▶ [SOURCE MATERIAL]:
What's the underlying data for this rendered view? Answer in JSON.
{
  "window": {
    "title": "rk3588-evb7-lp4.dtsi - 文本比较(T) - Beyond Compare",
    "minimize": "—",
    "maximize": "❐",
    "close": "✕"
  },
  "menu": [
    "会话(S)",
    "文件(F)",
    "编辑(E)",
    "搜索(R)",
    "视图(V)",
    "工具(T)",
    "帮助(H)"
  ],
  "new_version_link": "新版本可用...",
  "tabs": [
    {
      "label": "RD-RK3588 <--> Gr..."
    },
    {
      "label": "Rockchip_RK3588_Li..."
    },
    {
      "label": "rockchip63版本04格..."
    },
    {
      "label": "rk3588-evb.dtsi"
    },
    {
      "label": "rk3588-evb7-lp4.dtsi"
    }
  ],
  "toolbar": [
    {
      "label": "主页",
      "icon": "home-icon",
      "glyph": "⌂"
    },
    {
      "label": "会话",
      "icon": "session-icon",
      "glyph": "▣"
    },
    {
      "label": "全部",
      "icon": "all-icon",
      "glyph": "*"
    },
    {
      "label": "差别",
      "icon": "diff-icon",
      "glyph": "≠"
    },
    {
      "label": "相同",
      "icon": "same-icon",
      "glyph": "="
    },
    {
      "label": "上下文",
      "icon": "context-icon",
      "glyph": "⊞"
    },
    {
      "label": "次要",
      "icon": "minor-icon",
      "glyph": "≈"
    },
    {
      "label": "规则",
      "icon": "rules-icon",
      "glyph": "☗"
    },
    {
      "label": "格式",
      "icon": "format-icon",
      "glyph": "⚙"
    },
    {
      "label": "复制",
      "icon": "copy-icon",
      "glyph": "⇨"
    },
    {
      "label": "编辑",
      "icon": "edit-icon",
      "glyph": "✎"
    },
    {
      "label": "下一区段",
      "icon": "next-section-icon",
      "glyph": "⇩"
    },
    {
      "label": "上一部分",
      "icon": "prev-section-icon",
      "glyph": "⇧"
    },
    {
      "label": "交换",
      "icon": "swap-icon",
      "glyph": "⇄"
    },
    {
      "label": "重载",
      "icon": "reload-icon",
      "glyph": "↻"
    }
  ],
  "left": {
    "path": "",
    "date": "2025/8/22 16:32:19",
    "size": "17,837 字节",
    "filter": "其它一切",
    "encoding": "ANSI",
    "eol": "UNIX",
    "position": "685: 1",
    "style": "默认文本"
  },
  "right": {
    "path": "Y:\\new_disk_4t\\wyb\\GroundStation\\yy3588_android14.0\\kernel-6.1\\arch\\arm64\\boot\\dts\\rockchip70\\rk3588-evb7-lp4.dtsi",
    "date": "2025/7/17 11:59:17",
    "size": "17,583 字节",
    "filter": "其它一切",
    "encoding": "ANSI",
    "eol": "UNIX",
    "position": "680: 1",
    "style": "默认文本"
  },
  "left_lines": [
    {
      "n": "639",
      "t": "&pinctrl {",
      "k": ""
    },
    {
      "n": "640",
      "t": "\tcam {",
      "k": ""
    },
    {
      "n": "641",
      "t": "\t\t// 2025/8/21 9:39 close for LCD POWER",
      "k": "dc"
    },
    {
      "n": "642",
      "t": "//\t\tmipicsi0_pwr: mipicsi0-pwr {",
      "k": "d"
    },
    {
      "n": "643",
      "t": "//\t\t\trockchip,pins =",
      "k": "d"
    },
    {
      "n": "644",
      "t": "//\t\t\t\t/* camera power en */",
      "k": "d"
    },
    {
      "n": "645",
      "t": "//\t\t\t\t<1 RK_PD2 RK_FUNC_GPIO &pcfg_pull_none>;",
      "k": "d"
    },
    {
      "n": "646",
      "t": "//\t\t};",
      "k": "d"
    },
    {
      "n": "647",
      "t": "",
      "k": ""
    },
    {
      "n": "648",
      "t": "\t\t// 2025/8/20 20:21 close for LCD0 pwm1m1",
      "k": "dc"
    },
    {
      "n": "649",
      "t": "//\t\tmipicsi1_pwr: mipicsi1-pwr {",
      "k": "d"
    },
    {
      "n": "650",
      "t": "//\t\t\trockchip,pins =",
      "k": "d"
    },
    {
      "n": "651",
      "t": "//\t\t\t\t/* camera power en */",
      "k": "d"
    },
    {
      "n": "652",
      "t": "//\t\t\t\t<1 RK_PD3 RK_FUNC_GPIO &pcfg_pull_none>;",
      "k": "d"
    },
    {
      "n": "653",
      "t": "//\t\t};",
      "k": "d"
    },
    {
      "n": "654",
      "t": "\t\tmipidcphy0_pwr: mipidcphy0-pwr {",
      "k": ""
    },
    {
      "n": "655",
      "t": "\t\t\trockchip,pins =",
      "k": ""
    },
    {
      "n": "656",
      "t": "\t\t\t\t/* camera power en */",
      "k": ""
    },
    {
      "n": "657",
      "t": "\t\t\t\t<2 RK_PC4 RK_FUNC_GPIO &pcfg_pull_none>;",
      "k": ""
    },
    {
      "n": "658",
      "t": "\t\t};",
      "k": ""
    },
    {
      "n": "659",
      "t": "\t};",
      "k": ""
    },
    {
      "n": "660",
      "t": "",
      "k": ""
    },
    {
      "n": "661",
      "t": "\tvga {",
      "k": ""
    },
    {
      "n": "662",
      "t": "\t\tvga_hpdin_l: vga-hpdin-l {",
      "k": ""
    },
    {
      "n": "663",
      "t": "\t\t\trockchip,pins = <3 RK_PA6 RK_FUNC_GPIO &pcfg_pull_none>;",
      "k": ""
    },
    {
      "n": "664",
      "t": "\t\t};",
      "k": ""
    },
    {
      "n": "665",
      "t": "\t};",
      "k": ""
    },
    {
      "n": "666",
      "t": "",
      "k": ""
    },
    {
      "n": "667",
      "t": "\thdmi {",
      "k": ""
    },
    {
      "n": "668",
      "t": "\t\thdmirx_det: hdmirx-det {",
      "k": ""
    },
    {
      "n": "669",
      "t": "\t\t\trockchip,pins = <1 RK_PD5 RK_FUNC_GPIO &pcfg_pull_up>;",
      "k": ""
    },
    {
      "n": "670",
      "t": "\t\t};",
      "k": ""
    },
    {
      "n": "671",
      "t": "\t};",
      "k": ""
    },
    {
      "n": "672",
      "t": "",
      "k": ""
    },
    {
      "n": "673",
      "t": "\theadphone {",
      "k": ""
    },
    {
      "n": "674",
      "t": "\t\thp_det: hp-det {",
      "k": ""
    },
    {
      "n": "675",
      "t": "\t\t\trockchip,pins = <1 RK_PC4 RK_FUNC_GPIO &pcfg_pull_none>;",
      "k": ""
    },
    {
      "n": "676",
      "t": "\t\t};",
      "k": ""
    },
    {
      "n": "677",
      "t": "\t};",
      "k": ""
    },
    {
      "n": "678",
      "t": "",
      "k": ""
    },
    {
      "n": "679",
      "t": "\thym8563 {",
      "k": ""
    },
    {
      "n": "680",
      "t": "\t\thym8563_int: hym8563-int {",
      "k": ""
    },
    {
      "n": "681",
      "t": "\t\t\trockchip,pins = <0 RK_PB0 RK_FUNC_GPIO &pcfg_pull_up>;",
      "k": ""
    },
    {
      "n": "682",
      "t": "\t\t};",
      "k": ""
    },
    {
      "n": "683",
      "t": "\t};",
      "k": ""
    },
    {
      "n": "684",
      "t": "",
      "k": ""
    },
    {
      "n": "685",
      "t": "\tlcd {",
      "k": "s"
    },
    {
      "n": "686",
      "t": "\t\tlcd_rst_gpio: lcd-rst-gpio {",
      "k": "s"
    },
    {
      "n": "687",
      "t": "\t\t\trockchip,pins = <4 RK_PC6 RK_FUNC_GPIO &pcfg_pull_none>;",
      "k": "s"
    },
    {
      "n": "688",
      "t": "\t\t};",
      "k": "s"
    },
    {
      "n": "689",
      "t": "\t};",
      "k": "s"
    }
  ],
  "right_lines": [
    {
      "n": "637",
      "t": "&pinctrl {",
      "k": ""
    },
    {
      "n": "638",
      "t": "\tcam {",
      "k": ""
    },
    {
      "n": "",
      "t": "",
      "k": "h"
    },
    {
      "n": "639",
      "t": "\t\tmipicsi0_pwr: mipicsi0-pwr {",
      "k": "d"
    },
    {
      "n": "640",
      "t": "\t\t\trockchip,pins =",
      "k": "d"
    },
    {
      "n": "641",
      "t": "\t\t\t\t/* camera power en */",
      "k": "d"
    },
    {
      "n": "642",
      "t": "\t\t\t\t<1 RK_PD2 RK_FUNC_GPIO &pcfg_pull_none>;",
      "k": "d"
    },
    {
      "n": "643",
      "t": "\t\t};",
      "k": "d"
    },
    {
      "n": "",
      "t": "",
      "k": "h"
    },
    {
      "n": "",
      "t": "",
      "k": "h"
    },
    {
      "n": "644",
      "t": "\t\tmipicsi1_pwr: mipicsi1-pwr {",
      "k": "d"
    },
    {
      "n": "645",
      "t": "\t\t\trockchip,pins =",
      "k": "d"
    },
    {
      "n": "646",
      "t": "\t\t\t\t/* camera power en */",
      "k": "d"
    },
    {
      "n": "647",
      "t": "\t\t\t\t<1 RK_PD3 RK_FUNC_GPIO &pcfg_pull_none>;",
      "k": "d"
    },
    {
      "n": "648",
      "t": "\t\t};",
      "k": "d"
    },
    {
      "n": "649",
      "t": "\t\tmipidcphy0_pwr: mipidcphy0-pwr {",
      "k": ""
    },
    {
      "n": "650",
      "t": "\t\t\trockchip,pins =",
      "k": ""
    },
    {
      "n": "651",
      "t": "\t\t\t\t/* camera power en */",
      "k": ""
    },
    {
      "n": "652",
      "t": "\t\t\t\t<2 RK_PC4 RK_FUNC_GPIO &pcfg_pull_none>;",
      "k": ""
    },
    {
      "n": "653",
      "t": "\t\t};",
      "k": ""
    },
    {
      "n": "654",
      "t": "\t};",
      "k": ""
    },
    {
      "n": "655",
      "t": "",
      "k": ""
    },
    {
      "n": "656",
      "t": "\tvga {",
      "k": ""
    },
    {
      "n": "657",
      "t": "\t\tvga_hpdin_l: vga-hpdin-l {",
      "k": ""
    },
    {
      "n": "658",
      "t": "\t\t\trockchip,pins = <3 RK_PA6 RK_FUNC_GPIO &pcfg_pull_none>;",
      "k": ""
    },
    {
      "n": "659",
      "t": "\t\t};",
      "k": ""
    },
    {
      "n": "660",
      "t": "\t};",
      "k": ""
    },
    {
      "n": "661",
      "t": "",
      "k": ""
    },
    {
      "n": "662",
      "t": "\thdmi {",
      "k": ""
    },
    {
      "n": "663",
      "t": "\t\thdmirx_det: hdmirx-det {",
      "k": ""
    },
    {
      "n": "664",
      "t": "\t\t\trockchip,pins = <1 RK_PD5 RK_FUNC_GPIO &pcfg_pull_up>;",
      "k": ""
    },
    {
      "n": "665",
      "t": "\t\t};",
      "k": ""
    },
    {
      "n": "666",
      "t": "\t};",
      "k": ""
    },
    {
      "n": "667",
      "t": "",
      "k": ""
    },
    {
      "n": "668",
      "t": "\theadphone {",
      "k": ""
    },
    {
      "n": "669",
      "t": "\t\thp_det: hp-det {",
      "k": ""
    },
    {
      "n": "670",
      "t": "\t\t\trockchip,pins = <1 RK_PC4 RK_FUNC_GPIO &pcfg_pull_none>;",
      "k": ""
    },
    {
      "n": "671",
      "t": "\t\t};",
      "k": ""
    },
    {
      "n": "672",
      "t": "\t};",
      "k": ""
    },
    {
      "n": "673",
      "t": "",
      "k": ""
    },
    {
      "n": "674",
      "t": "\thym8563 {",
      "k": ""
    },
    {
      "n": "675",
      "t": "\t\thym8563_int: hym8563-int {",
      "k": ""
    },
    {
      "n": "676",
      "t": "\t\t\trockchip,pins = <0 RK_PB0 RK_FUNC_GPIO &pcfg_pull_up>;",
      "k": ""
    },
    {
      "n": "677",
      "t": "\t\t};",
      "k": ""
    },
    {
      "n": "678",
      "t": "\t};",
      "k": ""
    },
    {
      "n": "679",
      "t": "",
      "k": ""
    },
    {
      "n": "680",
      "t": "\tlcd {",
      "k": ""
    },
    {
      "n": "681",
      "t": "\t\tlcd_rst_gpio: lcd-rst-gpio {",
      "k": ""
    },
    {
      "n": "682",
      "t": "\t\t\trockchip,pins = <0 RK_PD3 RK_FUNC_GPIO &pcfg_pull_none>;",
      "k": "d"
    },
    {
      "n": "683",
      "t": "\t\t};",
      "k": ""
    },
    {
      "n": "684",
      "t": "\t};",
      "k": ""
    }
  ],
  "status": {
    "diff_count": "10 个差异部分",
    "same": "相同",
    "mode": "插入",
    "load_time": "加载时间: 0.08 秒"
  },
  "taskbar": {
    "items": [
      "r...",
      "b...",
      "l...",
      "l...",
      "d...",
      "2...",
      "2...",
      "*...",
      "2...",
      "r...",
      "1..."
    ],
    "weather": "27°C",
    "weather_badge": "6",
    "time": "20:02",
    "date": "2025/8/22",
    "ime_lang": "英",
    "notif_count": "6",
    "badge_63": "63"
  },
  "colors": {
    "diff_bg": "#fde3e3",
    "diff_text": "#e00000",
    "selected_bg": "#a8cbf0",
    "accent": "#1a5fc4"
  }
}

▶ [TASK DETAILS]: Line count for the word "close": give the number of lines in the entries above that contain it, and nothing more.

▶ [RESPONSE AREA]: 3